We spent the weekend in New York City. While we were there, we saw the new play, Curtains. It’s a whodunit musical and well worth the ticket price. The performances, singing, dancing and choreography were really something to behold.
As I stood watching people spill out of the theatre, a young girl about five years old literally came dancing up the aisle. Her face was one of pure joy. At that moment, she *was* on that stage, dancing to the roaring crowd. You could see it all in her eyes.
My first thought was, "I wish the cast could see her. They’d be reminded why they chose this profession. Because they inspire joy."
My second thought was for you. (And me.) Do we inspire joy in our work? Does our product or service make our customers want to dance?
It’s really easy to dismiss that question with a "We don’t sing or dance, we build websites. Or we sell checking accounts …or we insure their families." But that’s a cop-out.
Every one of us has the capacity to create a joyful experience. Haven’t you ever hung up the phone with a big smile on your face because someone exceeded your expectations? Haven’t you ever finished a meeting with a business partner and felt so good about the work you’re doing together that you wanted to do a little jig? How about that little song of relief that wants to burst out when you realize that someone really and truly "gets" you and your work?
If not…you need to find new business partners. And if we’re not inspiring our clients, so do they.
What could you do that would inspire joy in your clients this week?
And now, for your viewing pleasure…some shots (off their official website) of Curtains. The lead in the play is David Hyde Pierce (Frasier’s brother Niles).
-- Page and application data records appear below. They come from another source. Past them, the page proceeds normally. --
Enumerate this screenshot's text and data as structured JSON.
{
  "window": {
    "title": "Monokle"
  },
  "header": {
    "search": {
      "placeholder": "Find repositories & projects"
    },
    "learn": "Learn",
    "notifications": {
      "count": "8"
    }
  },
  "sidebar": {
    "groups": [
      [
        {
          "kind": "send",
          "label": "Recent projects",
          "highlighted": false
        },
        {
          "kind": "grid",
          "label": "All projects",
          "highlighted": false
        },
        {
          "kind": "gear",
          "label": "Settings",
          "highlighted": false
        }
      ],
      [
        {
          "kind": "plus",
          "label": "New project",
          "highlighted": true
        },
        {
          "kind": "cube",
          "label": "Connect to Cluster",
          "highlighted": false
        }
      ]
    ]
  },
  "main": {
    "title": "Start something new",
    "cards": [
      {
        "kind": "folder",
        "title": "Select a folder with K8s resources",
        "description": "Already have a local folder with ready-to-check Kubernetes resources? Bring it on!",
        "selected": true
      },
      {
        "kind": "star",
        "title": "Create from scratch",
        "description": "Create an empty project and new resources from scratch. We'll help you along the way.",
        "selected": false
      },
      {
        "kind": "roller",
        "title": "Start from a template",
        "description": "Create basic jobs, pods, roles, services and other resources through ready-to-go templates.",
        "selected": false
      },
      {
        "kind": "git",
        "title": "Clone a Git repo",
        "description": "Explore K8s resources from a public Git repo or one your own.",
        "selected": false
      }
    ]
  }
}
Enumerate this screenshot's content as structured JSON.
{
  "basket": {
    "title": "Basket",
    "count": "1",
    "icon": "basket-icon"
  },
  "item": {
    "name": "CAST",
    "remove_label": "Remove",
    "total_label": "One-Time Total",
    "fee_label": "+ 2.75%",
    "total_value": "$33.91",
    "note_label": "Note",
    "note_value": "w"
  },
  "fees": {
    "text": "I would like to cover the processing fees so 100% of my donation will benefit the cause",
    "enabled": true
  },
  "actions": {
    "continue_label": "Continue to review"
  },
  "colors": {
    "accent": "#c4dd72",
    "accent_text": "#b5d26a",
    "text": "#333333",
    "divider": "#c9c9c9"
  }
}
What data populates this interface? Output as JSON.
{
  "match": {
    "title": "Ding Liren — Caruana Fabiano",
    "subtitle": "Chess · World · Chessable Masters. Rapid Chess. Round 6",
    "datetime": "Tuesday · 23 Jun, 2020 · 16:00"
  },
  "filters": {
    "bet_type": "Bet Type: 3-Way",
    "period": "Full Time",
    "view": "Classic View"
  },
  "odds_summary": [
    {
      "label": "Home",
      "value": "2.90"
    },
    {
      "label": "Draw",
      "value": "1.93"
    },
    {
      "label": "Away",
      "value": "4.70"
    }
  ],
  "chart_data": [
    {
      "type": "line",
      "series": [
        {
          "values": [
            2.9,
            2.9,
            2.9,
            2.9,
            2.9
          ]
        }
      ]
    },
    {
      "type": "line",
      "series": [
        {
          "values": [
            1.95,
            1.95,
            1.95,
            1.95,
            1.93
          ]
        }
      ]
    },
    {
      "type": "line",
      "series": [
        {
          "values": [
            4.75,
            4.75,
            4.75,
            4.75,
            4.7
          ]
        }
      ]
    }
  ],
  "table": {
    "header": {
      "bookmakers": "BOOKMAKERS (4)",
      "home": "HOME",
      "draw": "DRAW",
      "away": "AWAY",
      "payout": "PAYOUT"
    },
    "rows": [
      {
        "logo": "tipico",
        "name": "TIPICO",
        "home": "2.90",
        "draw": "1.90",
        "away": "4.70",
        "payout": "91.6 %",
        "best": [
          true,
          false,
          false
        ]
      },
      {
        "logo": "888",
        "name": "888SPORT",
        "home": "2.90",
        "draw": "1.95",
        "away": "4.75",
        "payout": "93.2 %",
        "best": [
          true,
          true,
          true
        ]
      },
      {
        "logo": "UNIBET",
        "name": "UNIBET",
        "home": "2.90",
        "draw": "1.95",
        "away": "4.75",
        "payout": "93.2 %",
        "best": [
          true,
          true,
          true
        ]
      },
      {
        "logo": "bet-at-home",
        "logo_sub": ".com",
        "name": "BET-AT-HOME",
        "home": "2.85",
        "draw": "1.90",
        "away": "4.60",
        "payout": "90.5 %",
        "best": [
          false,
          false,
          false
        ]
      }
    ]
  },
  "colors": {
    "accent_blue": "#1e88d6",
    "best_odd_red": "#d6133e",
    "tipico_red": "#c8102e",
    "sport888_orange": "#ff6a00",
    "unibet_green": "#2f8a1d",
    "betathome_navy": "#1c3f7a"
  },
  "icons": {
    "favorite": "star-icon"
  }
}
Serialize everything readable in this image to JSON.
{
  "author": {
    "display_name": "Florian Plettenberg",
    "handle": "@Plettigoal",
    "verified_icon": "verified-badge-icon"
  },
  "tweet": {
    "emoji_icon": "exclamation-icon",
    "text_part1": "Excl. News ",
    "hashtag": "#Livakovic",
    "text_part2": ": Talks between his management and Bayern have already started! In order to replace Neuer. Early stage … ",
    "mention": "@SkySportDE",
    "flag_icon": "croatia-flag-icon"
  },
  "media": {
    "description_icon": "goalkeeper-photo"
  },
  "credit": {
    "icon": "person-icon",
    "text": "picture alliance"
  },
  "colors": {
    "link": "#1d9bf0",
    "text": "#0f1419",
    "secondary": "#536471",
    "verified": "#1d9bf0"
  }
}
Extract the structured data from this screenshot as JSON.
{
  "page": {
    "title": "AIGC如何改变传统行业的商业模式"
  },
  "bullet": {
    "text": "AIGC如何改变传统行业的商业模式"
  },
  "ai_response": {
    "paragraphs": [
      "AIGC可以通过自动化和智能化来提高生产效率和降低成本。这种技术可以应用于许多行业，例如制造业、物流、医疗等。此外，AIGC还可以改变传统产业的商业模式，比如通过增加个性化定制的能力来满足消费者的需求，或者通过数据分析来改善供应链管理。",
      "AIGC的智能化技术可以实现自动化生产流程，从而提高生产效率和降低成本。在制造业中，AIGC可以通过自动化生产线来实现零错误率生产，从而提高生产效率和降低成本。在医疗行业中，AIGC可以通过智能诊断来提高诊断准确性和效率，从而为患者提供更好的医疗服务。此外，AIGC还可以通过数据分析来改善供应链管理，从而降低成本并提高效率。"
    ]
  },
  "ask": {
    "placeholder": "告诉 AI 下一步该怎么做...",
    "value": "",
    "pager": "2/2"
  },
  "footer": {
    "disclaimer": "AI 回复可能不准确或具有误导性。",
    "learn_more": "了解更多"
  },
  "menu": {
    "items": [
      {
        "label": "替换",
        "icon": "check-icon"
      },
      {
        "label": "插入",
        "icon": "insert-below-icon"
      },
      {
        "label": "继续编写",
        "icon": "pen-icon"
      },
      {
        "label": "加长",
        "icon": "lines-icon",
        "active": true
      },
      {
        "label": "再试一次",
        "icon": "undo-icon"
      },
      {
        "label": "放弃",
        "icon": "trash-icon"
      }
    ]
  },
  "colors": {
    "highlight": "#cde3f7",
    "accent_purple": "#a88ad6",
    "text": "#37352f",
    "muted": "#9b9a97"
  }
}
This is a great question. We leave an impression on our customers/clients everyday. For some this is good…for some this is bad. This post has compelled me to take a look at how we inspire our customers.
Marketers can change the world by creating customer experiences that generate excitement, enthrallment, optimism, community etc., etc.
This reminds me of sitting in an interview with our CEO. He is so excited about our company and our product that I find myself thinking, by the end of the interview, “man, I want to work with that guy” even though I already do. It seems like “spreading joy” to your employees and customers is about being joyful yourself. You can’t spread what you don’t have.
When you took the time to look at how you do/could inspire your customers, what did you see?
Hey — would you be willing to be a test case on this blog? Let us tell all these smart marketers a little about your business and maybe they can help you come up with some new ideas?
If you are interested — e-mail me.
Without a doubt — it starts with the employees. If they don’t feel the love, they don’t have love to share. That’s sort of the basis of our brand love affair visual. The person who we want to give the love, has to get some first.
I think you are right. We can change the world. Or perhaps more accurate — we can change someone’s world. Why wouldn’t we want to do that?
The question I think isn’t why don’t more companies do it. I think the real question is, how can we teach more companies how to do it. I don’t think it’s that they don’t want to. I think it’s that they don’t know how to.
It does feel good to be the person who puts the smile or the joy on a person’s face. Or reassures them when they’re worried or solves a problem that’s been bugging them.
The next step is to figure out how to do that within the brand of your company and how to teach every employee that it is their privilege to spread the joy.
And…we also know all buying decisions are born in emotion. SO not only are we making someone feel special/good but we are also setting ourselves up to increase sales.
Wow…that is a very cool and very unusual thing to say about one’s boss. You are exactly right about not being able to share/pass on something you don’t possess.
What is it, do you think, about your boss that give him that level of passion?